Thailand will work to boost educational quality in border and remote regions as well as target skills training to make the government’s Eastern Economic Corridor project a reality, Prime Minister Prayut Chan-o-cha said at a speech in Pattaya.
Speaking at the “Dimension of Education” seminar at the Ambassador City Hotel in Jomtien Beach Sept. 26, the premier said the government is pinning its hopes on education to bring “stability, wealth and sustainability” to the country.
Thailand, whose education system ranks last in Southeast Asia, is recognizing the importance of improving the quality of local education in all regions, Prayut said. So as part of its strategy it is creating a special educational-development zone in the Far South and in border areas.

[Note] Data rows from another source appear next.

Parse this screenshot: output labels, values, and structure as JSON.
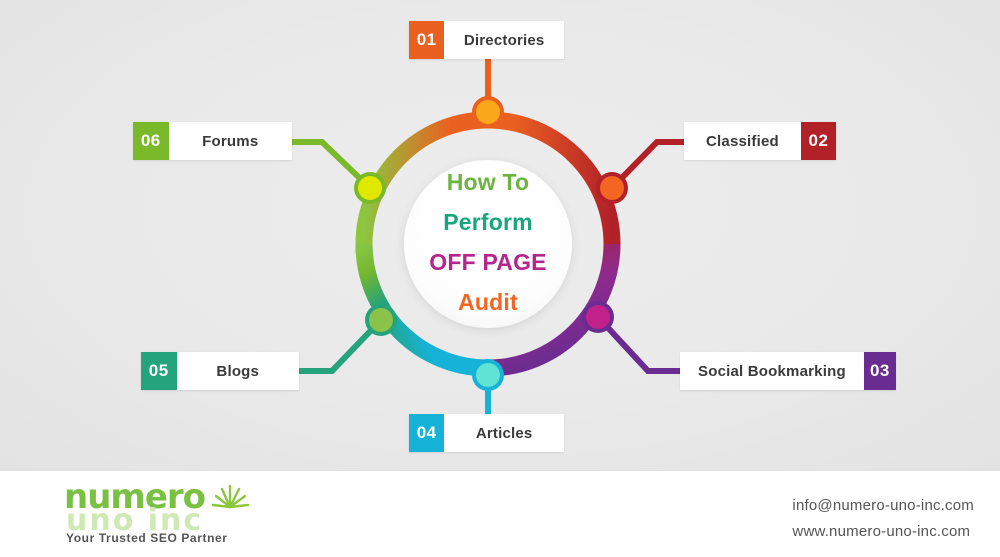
{
  "center": {
    "lines": [
      {
        "text": "How To",
        "color": "#6cb33f"
      },
      {
        "text": "Perform",
        "color": "#1aa67d"
      },
      {
        "text": "OFF PAGE",
        "color": "#b5258e"
      },
      {
        "text": "Audit",
        "color": "#f26522"
      }
    ]
  },
  "steps": [
    {
      "number": "01",
      "label": "Directories",
      "color": "#ea6020",
      "node_fill": "#faa71b",
      "side": "left",
      "position": "top"
    },
    {
      "number": "02",
      "label": "Classified",
      "color": "#b22028",
      "node_fill": "#f26522",
      "side": "right",
      "position": "upper-right"
    },
    {
      "number": "03",
      "label": "Social Bookmarking",
      "color": "#6b2c91",
      "node_fill": "#c2208a",
      "side": "right",
      "position": "lower-right"
    },
    {
      "number": "04",
      "label": "Articles",
      "color": "#16b2d8",
      "node_fill": "#5fe3d4",
      "side": "left",
      "position": "bottom"
    },
    {
      "number": "05",
      "label": "Blogs",
      "color": "#25a37a",
      "node_fill": "#8bc34a",
      "side": "left",
      "position": "lower-left"
    },
    {
      "number": "06",
      "label": "Forums",
      "color": "#7ab929",
      "node_fill": "#e1e800",
      "side": "left",
      "position": "upper-left"
    }
  ],
  "ring": {
    "stops": [
      {
        "offset": "0%",
        "color": "#faa71b"
      },
      {
        "offset": "14%",
        "color": "#ea6020"
      },
      {
        "offset": "30%",
        "color": "#b22028"
      },
      {
        "offset": "44%",
        "color": "#6b2c91"
      },
      {
        "offset": "52%",
        "color": "#c2208a"
      },
      {
        "offset": "62%",
        "color": "#16b2d8"
      },
      {
        "offset": "76%",
        "color": "#25a37a"
      },
      {
        "offset": "88%",
        "color": "#8cc63f"
      },
      {
        "offset": "100%",
        "color": "#faa71b"
      }
    ]
  },
  "footer": {
    "logo": {
      "main": "numero",
      "sub": "uno inc",
      "tagline": "Your Trusted SEO Partner",
      "main_color": "#7ac143",
      "sub_color": "#cfe8b4"
    },
    "contact": {
      "email": "info@numero-uno-inc.com",
      "website": "www.numero-uno-inc.com"
    }
  }
}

It also will push development of schools in the highlands and on islands, areas that traditionally have not gotten as much support.
Finally, the PM said, the Education Ministry wants to integrate educational management in the EEC areas of Chonburi, Rayong and Chachoengsao, stressing vocational training to fill high-tech jobs the government wants to grow.
As part of its effort, the government will survey educational systems in other countries to see how they are being developed.
Deputy Education Minister Surachet Chaiwong said the seminar was organized to plan the integration of education management and development, especially in the South, where schools have suffered during the past 10-plus years of separatist strife.
The government also is worried about not having enough skilled laborers to make the EEC a success. The Eastern Economic Corridor project aims to move Thai manufacturing into higher-tech and higher-revenue sectors but currently the country’s schools are incapable of training people for those occupations.
Prayut said the government’s educational strategy is based on the “sufficiency economy” philosophy of HM the late King, By getting youths to think in those terms, he argued, they will develop a “thinker’s behavior” for life and will have the skills to stand on their own two feet.
Students must be taught to be reasonable, careful and focus on non-formal education, he added, which will help to reduce education inequality in society. Youths must learn important things in their communities and develop their neighborhoods.
Prayut said sustainable development in education is part of the UNESCO’s international campaign reflecting a vision for the world that everyone gains from learning the value of behavior and necessary ways of living for a sustainable future.